How in the world are inexperienced officials supposed to know how to do their job amid all the inconsistency?

Frankly, they don’t.

Back in starting role, Trevor Ariza is hungry to win

Back in starting role, Trevor Ariza is hungry to win

It’s a new beginning for forward Trevor Ariza and it showed Thursday night.

Ariza got the starting nod in his Trail Blazers debut with Portland hosting the Dallas Mavericks.

In his debut, Ariza got right to work, scoring a season-high 21 points on 7-of-11 shooting.

Following the game, he gave credit to being back in the starting role after coming off the bench in Sacramento.

“That’s what I’ve been used to,” Ariza said. “So, when I’m back in my natural habitat I just try to play the right way and hopefully things work out.”

But, even with his season-high to go along with seven rebounds, two assists, and two steals on the night, Aria was not pleased because his new team didn’t get the win as Dallas rolled to a 133-125 victory.  

“I’m more of a ‘I like to win guy’ rather than how I play. So, it means nothing, because we didn’t win,” Ariza said.

It didn’t take long for Ariza to get a shot that he liked from deep.

Yet, after missing his first three, Ariza hit his next four. The 34-year-old notched 15 points through the first two quarters. 
Ariza’s first attempt came at the 9:24 mark of the first quarter, but his 25-foot three-point jumper was long and clanked off the back iron. 

Ariza was the Blazers second leading scorer on the night.  

And even if he himself wasn’t going to say he was happy with his debut performance, his teammates and coaches were.

“I thought he was terrific.
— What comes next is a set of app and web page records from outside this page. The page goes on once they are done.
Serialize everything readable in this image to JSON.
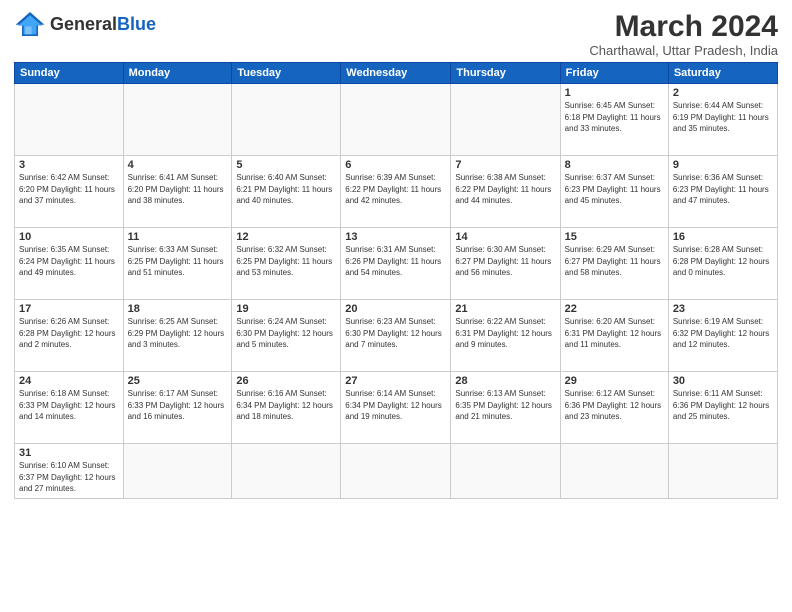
{
  "logo": {
    "text_general": "General",
    "text_blue": "Blue"
  },
  "header": {
    "month_year": "March 2024",
    "location": "Charthawal, Uttar Pradesh, India"
  },
  "weekdays": [
    "Sunday",
    "Monday",
    "Tuesday",
    "Wednesday",
    "Thursday",
    "Friday",
    "Saturday"
  ],
  "weeks": [
    [
      {
        "day": "",
        "info": ""
      },
      {
        "day": "",
        "info": ""
      },
      {
        "day": "",
        "info": ""
      },
      {
        "day": "",
        "info": ""
      },
      {
        "day": "",
        "info": ""
      },
      {
        "day": "1",
        "info": "Sunrise: 6:45 AM\nSunset: 6:18 PM\nDaylight: 11 hours\nand 33 minutes."
      },
      {
        "day": "2",
        "info": "Sunrise: 6:44 AM\nSunset: 6:19 PM\nDaylight: 11 hours\nand 35 minutes."
      }
    ],
    [
      {
        "day": "3",
        "info": "Sunrise: 6:42 AM\nSunset: 6:20 PM\nDaylight: 11 hours\nand 37 minutes."
      },
      {
        "day": "4",
        "info": "Sunrise: 6:41 AM\nSunset: 6:20 PM\nDaylight: 11 hours\nand 38 minutes."
      },
      {
        "day": "5",
        "info": "Sunrise: 6:40 AM\nSunset: 6:21 PM\nDaylight: 11 hours\nand 40 minutes."
      },
      {
        "day": "6",
        "info": "Sunrise: 6:39 AM\nSunset: 6:22 PM\nDaylight: 11 hours\nand 42 minutes."
      },
      {
        "day": "7",
        "info": "Sunrise: 6:38 AM\nSunset: 6:22 PM\nDaylight: 11 hours\nand 44 minutes."
      },
      {
        "day": "8",
        "info": "Sunrise: 6:37 AM\nSunset: 6:23 PM\nDaylight: 11 hours\nand 45 minutes."
      },
      {
        "day": "9",
        "info": "Sunrise: 6:36 AM\nSunset: 6:23 PM\nDaylight: 11 hours\nand 47 minutes."
      }
    ],
    [
      {
        "day": "10",
        "info": "Sunrise: 6:35 AM\nSunset: 6:24 PM\nDaylight: 11 hours\nand 49 minutes."
      },
      {
        "day": "11",
        "info": "Sunrise: 6:33 AM\nSunset: 6:25 PM\nDaylight: 11 hours\nand 51 minutes."
      },
      {
        "day": "12",
        "info": "Sunrise: 6:32 AM\nSunset: 6:25 PM\nDaylight: 11 hours\nand 53 minutes."
      },
      {
        "day": "13",
        "info": "Sunrise: 6:31 AM\nSunset: 6:26 PM\nDaylight: 11 hours\nand 54 minutes."
      },
      {
        "day": "14",
        "info": "Sunrise: 6:30 AM\nSunset: 6:27 PM\nDaylight: 11 hours\nand 56 minutes."
      },
      {
        "day": "15",
        "info": "Sunrise: 6:29 AM\nSunset: 6:27 PM\nDaylight: 11 hours\nand 58 minutes."
      },
      {
        "day": "16",
        "info": "Sunrise: 6:28 AM\nSunset: 6:28 PM\nDaylight: 12 hours\nand 0 minutes."
      }
    ],
    [
      {
        "day": "17",
        "info": "Sunrise: 6:26 AM\nSunset: 6:28 PM\nDaylight: 12 hours\nand 2 minutes."
      },
      {
        "day": "18",
        "info": "Sunrise: 6:25 AM\nSunset: 6:29 PM\nDaylight: 12 hours\nand 3 minutes."
      },
      {
        "day": "19",
        "info": "Sunrise: 6:24 AM\nSunset: 6:30 PM\nDaylight: 12 hours\nand 5 minutes."
      },
      {
        "day": "20",
        "info": "Sunrise: 6:23 AM\nSunset: 6:30 PM\nDaylight: 12 hours\nand 7 minutes."
      },
      {
        "day": "21",
        "info": "Sunrise: 6:22 AM\nSunset: 6:31 PM\nDaylight: 12 hours\nand 9 minutes."
      },
      {
        "day": "22",
        "info": "Sunrise: 6:20 AM\nSunset: 6:31 PM\nDaylight: 12 hours\nand 11 minutes."
      },
      {
        "day": "23",
        "info": "Sunrise: 6:19 AM\nSunset: 6:32 PM\nDaylight: 12 hours\nand 12 minutes."
      }
    ],
    [
      {
        "day": "24",
        "info": "Sunrise: 6:18 AM\nSunset: 6:33 PM\nDaylight: 12 hours\nand 14 minutes."
      },
      {
        "day": "25",
        "info": "Sunrise: 6:17 AM\nSunset: 6:33 PM\nDaylight: 12 hours\nand 16 minutes."
      },
      {
        "day": "26",
        "info": "Sunrise: 6:16 AM\nSunset: 6:34 PM\nDaylight: 12 hours\nand 18 minutes."
      },
      {
        "day": "27",
        "info": "Sunrise: 6:14 AM\nSunset: 6:34 PM\nDaylight: 12 hours\nand 19 minutes."
      },
      {
        "day": "28",
        "info": "Sunrise: 6:13 AM\nSunset: 6:35 PM\nDaylight: 12 hours\nand 21 minutes."
      },
      {
        "day": "29",
        "info": "Sunrise: 6:12 AM\nSunset: 6:36 PM\nDaylight: 12 hours\nand 23 minutes."
      },
      {
        "day": "30",
        "info": "Sunrise: 6:11 AM\nSunset: 6:36 PM\nDaylight: 12 hours\nand 25 minutes."
      }
    ],
    [
      {
        "day": "31",
        "info": "Sunrise: 6:10 AM\nSunset: 6:37 PM\nDaylight: 12 hours\nand 27 minutes."
      },
      {
        "day": "",
        "info": ""
      },
      {
        "day": "",
        "info": ""
      },
      {
        "day": "",
        "info": ""
      },
      {
        "day": "",
        "info": ""
      },
      {
        "day": "",
        "info": ""
      },
      {
        "day": "",
        "info": ""
      }
    ]
  ]
}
Obviously in the offense, he can make shots, I thought he gave great effort, he had a tough assignment, but I thought he is a welcomed addition. I think it’s pretty obvious he knows how to play and he’s going to help us,” Blazers head coach Terry Stotts said postgame.

While Damian Lillard, who once again put the team on his back finishing with 47 points, spoke highly of Ariza fitting in nicely.  

I thought he played really well. He was flying around, he was active, he made shots, he was aggressive on the offensive end as well. For his first game, I thought he had a pretty good performance. – Trail Blazers guard Damian Lillard on Trevor Ariza’s debut 

Ariza admitted he had a tough time with the offensive sets, but getting used to the vocabulary of the Blazers plays will take time.

“I felt pretty normal once I got on the court. I was a little confused about what we were doing, but once Coach Stotts talked to me, he told me -- go out and play, my teammates told me -- go out and play, so that’s what I was trying to do,” Ariza said.

“I’m trying to get use to hearing new calls for the same plays everybody else runs. I probably know about five plays right now,” Ariza added.

He may only know a handful of plays at the moment, but Ariza believes in this group despite Portland falling to 19-27 on the season.

“I think this is a talented group that is injured. That’s probably why they brought me in. They have a lot of injuries, but they’re pretty resilient. They’ve been fighting every game, playing hard every night, so hopefully playing hard -- and winning, we’ll figure it out,” Ariza said.

One thing is certain: Ariza and Lillard have mutual respect for one another.

The newest Trail Blazers had nothing but praise for his point guard.

When you’re playing against him it’s like ‘this little dude is hitting everything.’ Playing with him, since it’s my first time getting a chance to be teammates with him on the court it’s like, ‘damn, he’s really hitting everything.’ That’s what he does. When you need a bucket, you’ve got a bunch of them around here.” – Trevor Ariza on Damian Lillard  

Carmelo Anthony, who finished with 16 points and 11 rebounds in the losing effort, gave props to his fellow veteran.

“Anytime you get traded to a new team, a new situation, you rely on your skill, your talent, but also, in his case -- his experience, just playing basketball. Playing against Portland for so long, just trying to find his way, his experience got him through. And the way that he played, he played hard and that’s his game, that’s who he is,” Melo said.

Now, hopefully Ariza can turn "liking to win" into actually winning with the Trail Blazers, which is exactly what this team needs.